There were moments it was pretty tough, especially when it was firing! It’s way harder holing up in the van, or wherever, and getting an edit out though, beacuse then you’re not even on the beach shooting but geeking out in a dark corner instead. All in all it’s not too bad, beats any other job I’ve had, and I actually really enjoy the creative process of editing, and shooting from the water. I’m now enjoying shooting off land more too and finding interesting angles, but for me water is where it’s at. It’s almost as good as surfing yourself when you nail a good clip.
Do you sometimes feel that filming can get in the way of a good surf adventure?
Yes and no, it’s like ‘don’t bite the hand that feeds’ scenario. I would always prefer to be on holiday and just going on an adventure, but having the film production aspect for me seems a great balance between work and play. If I won the Lotto I would film less, and surf more probably, but until then I’ll just try keep the two in some kind of harmony. I also find working with people that are involved in the project is a great bonding experience, and I don’t think my trip would be as rich and full without that element to it. The camera is like a magical tool that connects you to people and place.
How has the internet altered the way you approach a project?
Was there life before internet? All the digital film production I have been involved in has been for the internet, so I have not had to change anything in my approach. I do think that producing for the internet is a very specific art though, with short audience attention spans as well as competing with a constant stream of available content as two factors that are very specific to the online platforms.
Travelling is like mouthwash for the brain for me, just freshens up my perspectives.
How often did you sleep in the car?
Roughly half the time over the duration of the trip probably. At least two months. We were also put up by so many amazing people, to which we are very grateful for too.
What do you love and hate about travelling?
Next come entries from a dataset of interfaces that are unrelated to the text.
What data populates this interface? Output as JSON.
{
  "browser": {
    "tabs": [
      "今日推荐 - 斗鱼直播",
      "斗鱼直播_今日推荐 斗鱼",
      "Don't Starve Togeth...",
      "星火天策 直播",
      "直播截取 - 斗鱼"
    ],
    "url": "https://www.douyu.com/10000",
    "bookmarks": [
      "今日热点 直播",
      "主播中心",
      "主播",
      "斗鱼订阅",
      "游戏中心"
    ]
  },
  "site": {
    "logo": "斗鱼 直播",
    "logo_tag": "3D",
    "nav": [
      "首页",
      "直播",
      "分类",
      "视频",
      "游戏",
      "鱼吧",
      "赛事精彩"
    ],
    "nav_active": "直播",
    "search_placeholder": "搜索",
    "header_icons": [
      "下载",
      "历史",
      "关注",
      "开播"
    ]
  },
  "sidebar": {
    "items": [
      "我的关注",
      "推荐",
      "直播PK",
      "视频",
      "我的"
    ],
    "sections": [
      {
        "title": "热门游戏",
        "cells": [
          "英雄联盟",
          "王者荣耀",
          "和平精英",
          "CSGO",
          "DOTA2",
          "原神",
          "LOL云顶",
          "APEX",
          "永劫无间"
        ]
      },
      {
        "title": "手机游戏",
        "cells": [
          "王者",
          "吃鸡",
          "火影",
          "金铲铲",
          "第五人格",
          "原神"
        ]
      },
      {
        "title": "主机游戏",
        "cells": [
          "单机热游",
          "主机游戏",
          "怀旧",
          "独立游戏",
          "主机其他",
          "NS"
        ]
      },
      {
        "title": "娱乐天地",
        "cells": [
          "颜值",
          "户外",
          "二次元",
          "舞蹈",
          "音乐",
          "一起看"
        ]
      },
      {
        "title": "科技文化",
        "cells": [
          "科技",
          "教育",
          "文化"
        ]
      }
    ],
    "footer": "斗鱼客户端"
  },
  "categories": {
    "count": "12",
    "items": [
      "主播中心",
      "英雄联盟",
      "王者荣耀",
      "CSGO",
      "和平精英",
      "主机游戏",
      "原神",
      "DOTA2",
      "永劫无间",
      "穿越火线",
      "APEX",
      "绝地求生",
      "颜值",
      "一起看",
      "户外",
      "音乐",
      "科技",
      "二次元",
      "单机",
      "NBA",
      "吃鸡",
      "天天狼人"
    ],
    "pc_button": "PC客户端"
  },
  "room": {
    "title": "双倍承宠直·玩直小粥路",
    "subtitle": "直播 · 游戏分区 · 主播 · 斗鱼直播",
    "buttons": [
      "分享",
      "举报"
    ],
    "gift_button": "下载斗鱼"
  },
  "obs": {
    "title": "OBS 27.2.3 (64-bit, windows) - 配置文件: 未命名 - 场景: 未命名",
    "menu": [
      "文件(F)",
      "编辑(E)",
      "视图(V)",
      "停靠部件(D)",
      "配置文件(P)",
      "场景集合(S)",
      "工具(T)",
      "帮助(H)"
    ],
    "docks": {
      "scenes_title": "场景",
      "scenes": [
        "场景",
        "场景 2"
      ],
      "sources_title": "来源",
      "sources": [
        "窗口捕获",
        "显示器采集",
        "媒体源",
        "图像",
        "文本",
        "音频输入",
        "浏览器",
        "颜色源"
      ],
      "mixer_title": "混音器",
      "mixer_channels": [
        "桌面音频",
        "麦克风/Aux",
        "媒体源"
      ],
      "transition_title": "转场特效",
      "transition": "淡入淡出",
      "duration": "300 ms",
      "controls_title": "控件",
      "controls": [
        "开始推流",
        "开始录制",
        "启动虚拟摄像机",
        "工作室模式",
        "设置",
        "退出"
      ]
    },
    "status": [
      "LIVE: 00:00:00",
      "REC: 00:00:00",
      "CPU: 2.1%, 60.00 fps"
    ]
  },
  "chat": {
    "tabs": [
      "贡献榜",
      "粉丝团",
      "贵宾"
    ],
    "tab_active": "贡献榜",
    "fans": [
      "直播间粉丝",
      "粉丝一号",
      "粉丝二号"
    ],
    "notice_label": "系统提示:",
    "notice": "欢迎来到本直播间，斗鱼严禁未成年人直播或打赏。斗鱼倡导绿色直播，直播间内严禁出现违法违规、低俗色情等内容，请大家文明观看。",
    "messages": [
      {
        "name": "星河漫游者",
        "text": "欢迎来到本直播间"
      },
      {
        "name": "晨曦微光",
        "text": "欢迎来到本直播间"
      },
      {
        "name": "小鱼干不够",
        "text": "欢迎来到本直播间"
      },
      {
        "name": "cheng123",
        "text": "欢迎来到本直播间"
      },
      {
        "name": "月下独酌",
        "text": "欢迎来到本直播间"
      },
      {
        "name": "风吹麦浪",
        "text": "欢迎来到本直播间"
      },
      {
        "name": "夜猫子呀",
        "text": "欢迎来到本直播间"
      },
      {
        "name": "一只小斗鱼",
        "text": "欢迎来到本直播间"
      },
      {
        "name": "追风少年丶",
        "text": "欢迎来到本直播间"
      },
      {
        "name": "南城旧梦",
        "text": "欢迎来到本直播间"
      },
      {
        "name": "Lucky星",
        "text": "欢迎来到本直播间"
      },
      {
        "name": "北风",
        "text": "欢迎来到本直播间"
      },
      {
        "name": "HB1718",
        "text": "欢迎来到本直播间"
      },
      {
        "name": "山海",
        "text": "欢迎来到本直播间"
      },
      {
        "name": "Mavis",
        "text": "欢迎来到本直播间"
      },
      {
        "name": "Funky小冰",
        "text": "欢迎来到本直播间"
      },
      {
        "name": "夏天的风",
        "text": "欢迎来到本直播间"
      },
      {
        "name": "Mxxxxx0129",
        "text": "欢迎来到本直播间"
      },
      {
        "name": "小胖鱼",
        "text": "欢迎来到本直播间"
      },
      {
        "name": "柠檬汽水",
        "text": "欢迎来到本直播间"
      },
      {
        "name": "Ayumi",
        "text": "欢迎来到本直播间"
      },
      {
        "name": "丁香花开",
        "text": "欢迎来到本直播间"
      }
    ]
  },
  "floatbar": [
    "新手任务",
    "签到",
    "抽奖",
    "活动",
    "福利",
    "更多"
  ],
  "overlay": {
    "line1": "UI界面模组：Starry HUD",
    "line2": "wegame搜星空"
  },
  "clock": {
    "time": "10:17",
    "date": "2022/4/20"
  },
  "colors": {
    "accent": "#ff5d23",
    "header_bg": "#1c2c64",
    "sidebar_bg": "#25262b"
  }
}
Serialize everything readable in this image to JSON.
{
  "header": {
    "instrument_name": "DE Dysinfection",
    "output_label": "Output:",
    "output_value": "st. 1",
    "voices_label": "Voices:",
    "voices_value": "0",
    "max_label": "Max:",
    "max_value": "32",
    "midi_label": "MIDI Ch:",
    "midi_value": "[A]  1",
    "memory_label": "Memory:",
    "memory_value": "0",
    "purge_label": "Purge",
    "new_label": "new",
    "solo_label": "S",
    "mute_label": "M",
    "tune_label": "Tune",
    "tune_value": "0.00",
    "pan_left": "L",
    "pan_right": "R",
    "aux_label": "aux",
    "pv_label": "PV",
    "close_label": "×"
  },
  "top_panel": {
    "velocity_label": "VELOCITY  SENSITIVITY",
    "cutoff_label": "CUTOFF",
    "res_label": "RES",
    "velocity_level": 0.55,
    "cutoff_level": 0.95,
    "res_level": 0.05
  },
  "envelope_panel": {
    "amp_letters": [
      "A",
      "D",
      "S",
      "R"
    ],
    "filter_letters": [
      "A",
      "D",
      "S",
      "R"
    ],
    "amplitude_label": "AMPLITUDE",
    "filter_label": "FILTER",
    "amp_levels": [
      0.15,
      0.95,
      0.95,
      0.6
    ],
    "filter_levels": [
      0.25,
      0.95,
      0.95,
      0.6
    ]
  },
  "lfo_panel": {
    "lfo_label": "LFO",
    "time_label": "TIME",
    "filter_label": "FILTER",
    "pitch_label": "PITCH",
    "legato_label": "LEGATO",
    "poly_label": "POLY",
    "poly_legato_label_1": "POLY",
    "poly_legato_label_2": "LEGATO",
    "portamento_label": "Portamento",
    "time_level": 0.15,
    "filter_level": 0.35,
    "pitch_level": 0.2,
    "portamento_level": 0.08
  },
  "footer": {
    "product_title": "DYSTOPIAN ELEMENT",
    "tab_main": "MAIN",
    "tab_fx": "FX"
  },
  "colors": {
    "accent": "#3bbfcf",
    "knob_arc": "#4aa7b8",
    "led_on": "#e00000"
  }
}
What I love is meeting new people and that feeling when you wake up in the morning and you don’t know what the day is going to present to you, what person you might meet, or what little mission you might be on later that day. Just getting little gifts from the universe. When I’m home I get into a routine but travelling is like mouthwash for the brain for me, just freshens up my perspectives. The only thing I hate about travelling is having to deal with things like visas, and saying goodbyes.
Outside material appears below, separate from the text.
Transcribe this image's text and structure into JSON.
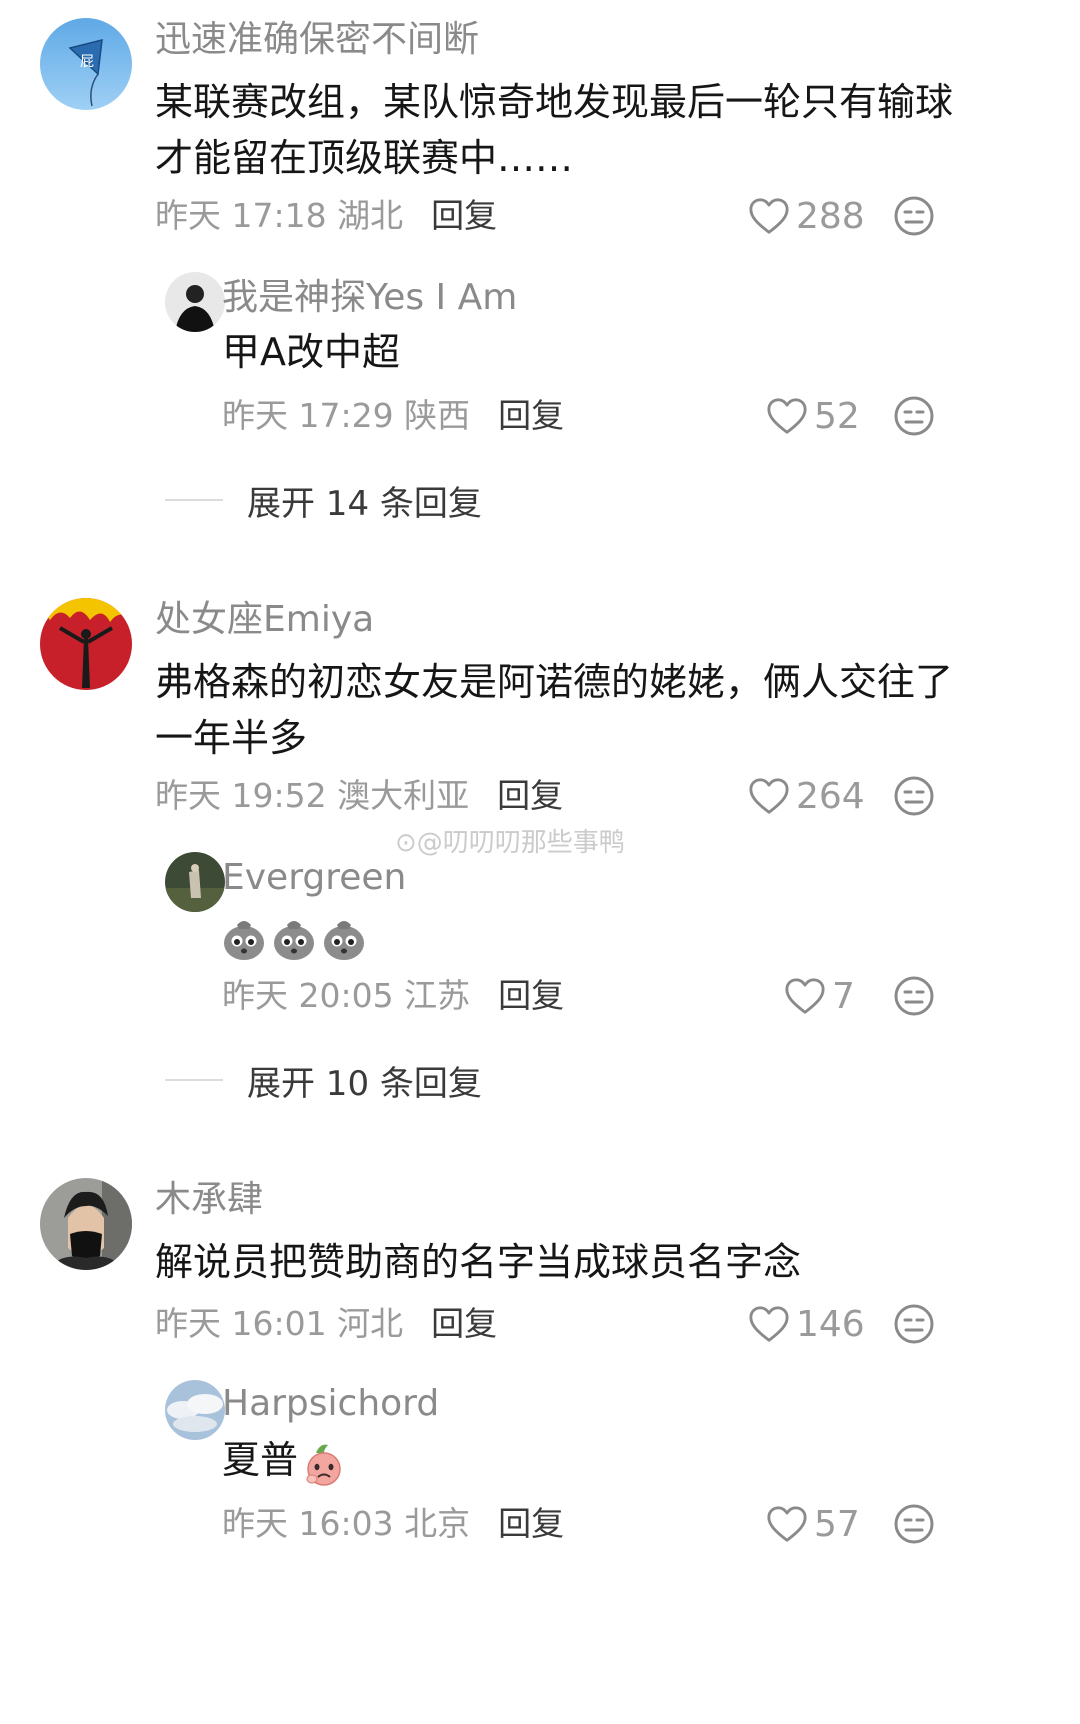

Just English really, but have a very vague working knowledge of Afrikaans, Dutch, Spanish and Bahasa Indonesian.
Do you stay in contact with the homeland or cross your fingers and hope for the best when you are away?
Im crap at staying in contact, every now and then I might have some beers and get emotional and send a message to someone, but all-in-all I’m bad at staying in contact. My wife is brilliant at it though, and so she makes sure postcards get sent to all the relatives and friends!
Where would you like to go for your next trip?
If I won that Lotto I mentioned earlier it would be all my best buds, our better halves, a nice boat and some empty waves in warm water. In the meantime I’m planning production on the next series which is going to be North Atlantic focussed this winter, so scary alpha males thumping chests in windswept freezing car parks and horrifying waves threatening to rip my face off.
Like a lot of the waves in the edit, this one is a grower. Dusty Payne and Yadin Nicol make light work of things you'd sail on by.
Highlight of the day was the 17-year-old brother of local legend Manoa. He blew everyone away.
We break down the reasons why Edouard might be the most interesting storm of the season so far.
Next week we have great looking numbers for Trestles, the Wedge and elsewhere in Southern California.
Big old Tasmanian tubes and Marti Paradisis in the land of empty slabs.